The Water Fund creates and enhances financial and governance mechanisms to protect and restore the National Park. It unites public, private, and civil society stakeholders around a common goal, and contributes to water security through nature-based solutions and sustainable watershed management.

Vision and Mission for the Water Fund

The vision for the Western Area Peninsula Water Fund is a restored WAPNP that provides biodiversity and clean water benefits to the Greater Freetown Area. The Water Fund’s mission is to restore the watersheds within the WAPNP so that they can supply the quantity and quality of water needed for all users in the Greater Freetown Area while improving the livelihoods of the people in the watershed, conserving the area’s rich biodiversity, and building resilience to acute shocks — in the context of a changing climate.


The Western Area Peninsula Water Fund and its partners aim to restore the integrity of the Western Area Peninsula National Park to provide the quality and quantity of water to meet the water demand of Freetown.


Nature-based solutions represent an effective and financially sound means to address the growing water security challenges facing Sierra Leone’s capital of Freetown and the surrounding Western Area Peninsula region.

Project Location

The project is being implemented in the Western Area Peninsula National Park and surrounding areas in Freetown, targeting catchments that are under significant threat from encroachment. The project area became a national park in 2012, having an area of 17,688 hectares (68.29 sq mi). 

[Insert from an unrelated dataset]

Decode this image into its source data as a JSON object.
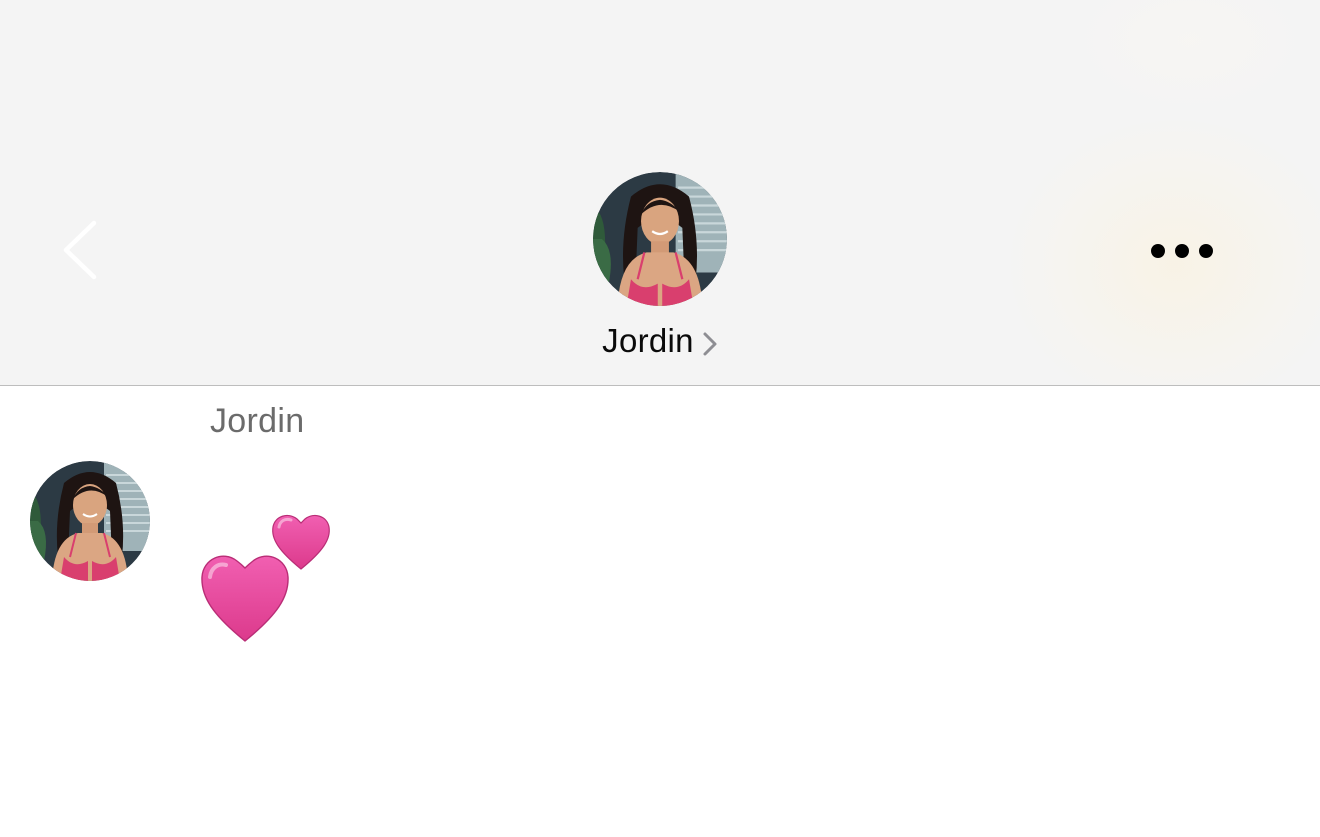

The Western Area Peninsula, which is part of the Upper Guinean Forest Ecosystem, is located on the west coast of the country and is home to roughly 1 to 1. 5 million people (20% of the country’s total population).

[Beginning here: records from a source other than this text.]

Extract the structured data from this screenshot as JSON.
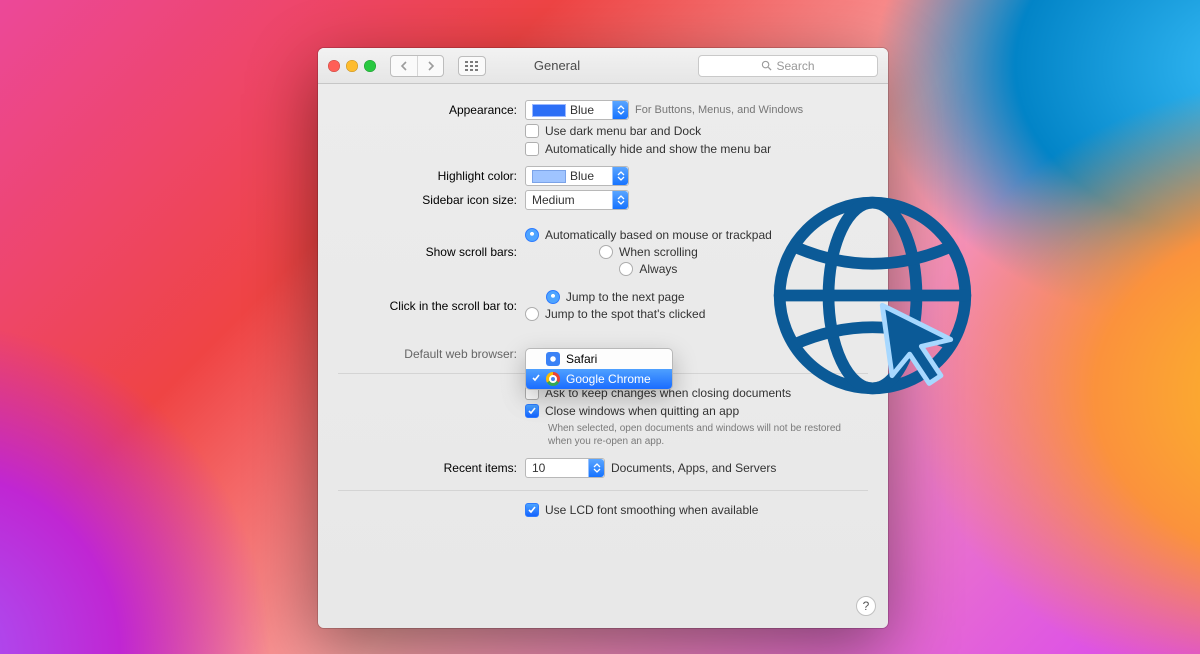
{
  "window": {
    "title": "General",
    "search_placeholder": "Search"
  },
  "appearance": {
    "label": "Appearance:",
    "value": "Blue",
    "hint": "For Buttons, Menus, and Windows",
    "dark_menu": "Use dark menu bar and Dock",
    "auto_hide": "Automatically hide and show the menu bar"
  },
  "highlight": {
    "label": "Highlight color:",
    "value": "Blue"
  },
  "sidebar_size": {
    "label": "Sidebar icon size:",
    "value": "Medium"
  },
  "scrollbars": {
    "label": "Show scroll bars:",
    "opts": [
      "Automatically based on mouse or trackpad",
      "When scrolling",
      "Always"
    ],
    "selected": 0
  },
  "scrollclick": {
    "label": "Click in the scroll bar to:",
    "opts": [
      "Jump to the next page",
      "Jump to the spot that's clicked"
    ],
    "selected": 0
  },
  "browser": {
    "label": "Default web browser:",
    "menu": [
      "Safari",
      "Google Chrome"
    ],
    "selected": 1
  },
  "docs": {
    "ask_keep": "Ask to keep changes when closing documents",
    "close_quit": "Close windows when quitting an app",
    "note": "When selected, open documents and windows will not be restored when you re-open an app."
  },
  "recent": {
    "label": "Recent items:",
    "value": "10",
    "suffix": "Documents, Apps, and Servers"
  },
  "lcd": "Use LCD font smoothing when available",
  "help": "?"
}
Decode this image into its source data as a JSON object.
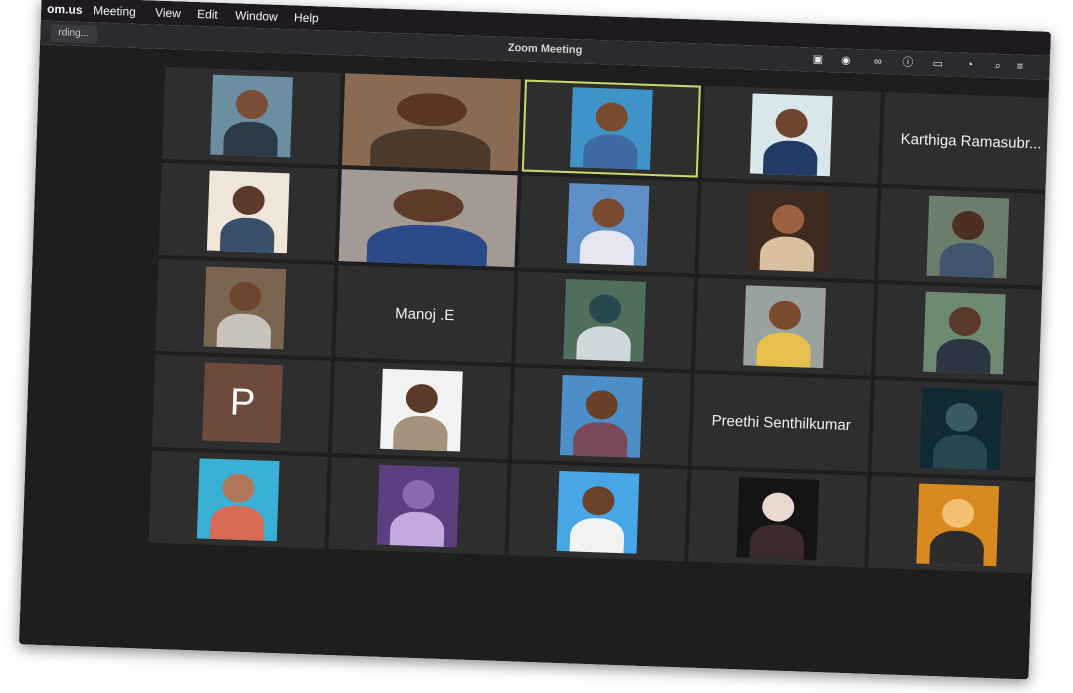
{
  "menubar": {
    "app_name": "om.us",
    "items": [
      "Meeting",
      "View",
      "Edit",
      "Window",
      "Help"
    ]
  },
  "titlebar": {
    "recording_chip": "rding...",
    "title": "Zoom Meeting"
  },
  "participants": [
    {
      "kind": "photo",
      "bg": "#6b8ea0",
      "skin": "#7a4e36",
      "shirt": "#2a3b46"
    },
    {
      "kind": "video",
      "bg": "#8a6b52",
      "skin": "#5a3622",
      "shirt": "#4b3a2c"
    },
    {
      "kind": "photo",
      "bg": "#3f93c9",
      "skin": "#7b4b2f",
      "shirt": "#3d6aa2",
      "active": true
    },
    {
      "kind": "photo",
      "bg": "#d9e6ec",
      "skin": "#6f4530",
      "shirt": "#213b66"
    },
    {
      "kind": "name",
      "name": "Karthiga Ramasubr..."
    },
    {
      "kind": "photo",
      "bg": "#efe6d9",
      "skin": "#5b3a2a",
      "shirt": "#3a4f6a"
    },
    {
      "kind": "video",
      "bg": "#a39a94",
      "skin": "#5e3a28",
      "shirt": "#2c4a8a"
    },
    {
      "kind": "photo",
      "bg": "#5f8fc7",
      "skin": "#7a4a32",
      "shirt": "#e6e6f2"
    },
    {
      "kind": "photo",
      "bg": "#3f2a1f",
      "skin": "#9b6242",
      "shirt": "#d8c0a0"
    },
    {
      "kind": "photo",
      "bg": "#6c7e6b",
      "skin": "#4c2f22",
      "shirt": "#43546e"
    },
    {
      "kind": "photo",
      "bg": "#7a6650",
      "skin": "#6e4630",
      "shirt": "#c8c2bc"
    },
    {
      "kind": "name",
      "name": "Manoj .E"
    },
    {
      "kind": "art",
      "bg": "#4f6f5a",
      "skin": "#2a4750",
      "shirt": "#cfd8dc"
    },
    {
      "kind": "photo",
      "bg": "#9aa2a0",
      "skin": "#7a4b2f",
      "shirt": "#e5c04c"
    },
    {
      "kind": "photo",
      "bg": "#6f8a73",
      "skin": "#5b3a2a",
      "shirt": "#2b3640"
    },
    {
      "kind": "letter",
      "letter": "P",
      "color": "#6e4a3e"
    },
    {
      "kind": "photo",
      "bg": "#f2f2f2",
      "skin": "#5a3a28",
      "shirt": "#a5927c"
    },
    {
      "kind": "photo",
      "bg": "#4c8ec7",
      "skin": "#6a4028",
      "shirt": "#7a4a5a"
    },
    {
      "kind": "name",
      "name": "Preethi Senthilkumar"
    },
    {
      "kind": "photo",
      "bg": "#0f2a33",
      "skin": "#3c5860",
      "shirt": "#274650"
    },
    {
      "kind": "photo",
      "bg": "#3ab0d6",
      "skin": "#b0765a",
      "shirt": "#d96a56"
    },
    {
      "kind": "art",
      "bg": "#5b3f80",
      "skin": "#8a6bb0",
      "shirt": "#c4a8e0"
    },
    {
      "kind": "photo",
      "bg": "#46a6e6",
      "skin": "#6a412b",
      "shirt": "#f2f2f2"
    },
    {
      "kind": "art",
      "bg": "#141414",
      "skin": "#e8d8d0",
      "shirt": "#3a2a2a"
    },
    {
      "kind": "art",
      "bg": "#d88a20",
      "skin": "#f2c070",
      "shirt": "#2c2c2c"
    }
  ],
  "colors": {
    "active_outline": "#c8d96a",
    "tile_bg": "#2e2e2e",
    "stage_bg": "#1e1e1e"
  }
}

The Challenges

The Western Area Peninsula is under serious threat, jeopardizing Freetown’s water source. Protecting the Western Area Peninsula is important to you and your family.

• Deforestation is happening faster and more widely in the Western Area Peninsula National Park.

• Deforestation leads to water shortages, flooding, landslides and poverty.

Interventions include:

• Natural climate solutions – protection, restoration, and improved land management actions.

• Forest and landscape restoration – restoring ecological functionality and enhancing human well-being across deforested or degraded forest landscapes.

• Biodiversity conservation – protecting and preserving species, habitats, ecosystems, and genetic diversity.

• Effective watershed protection – increasing the number of game guards, training and equipping game guards, improving National

Park management.

Impact of Western Area Peninsula Water Fund Interventions

  • Improved water security
  • mitigation of flood and landslides
  • sustainable rural livelihoods
  • nature based tourism
  • carbon storage
  • biodiversity conservation

Western Area Peninsula Water Fund

Western Area Peninsula Water Fund Business Case report

Western Area Peninsula (WAP) Water Fund Economic Report

Urban and Rural Morphological Modeling Methodology and Results

Soil and Water Assessment Tool (SWAT) report

Report on Stakeholder Assessment of the Western Area Water Catchment Areas

Report on Stakeholder Assessment of the Western Area Water Catchments – Appendices

Why taking care of Water Sources is Everyone’s Business Webinar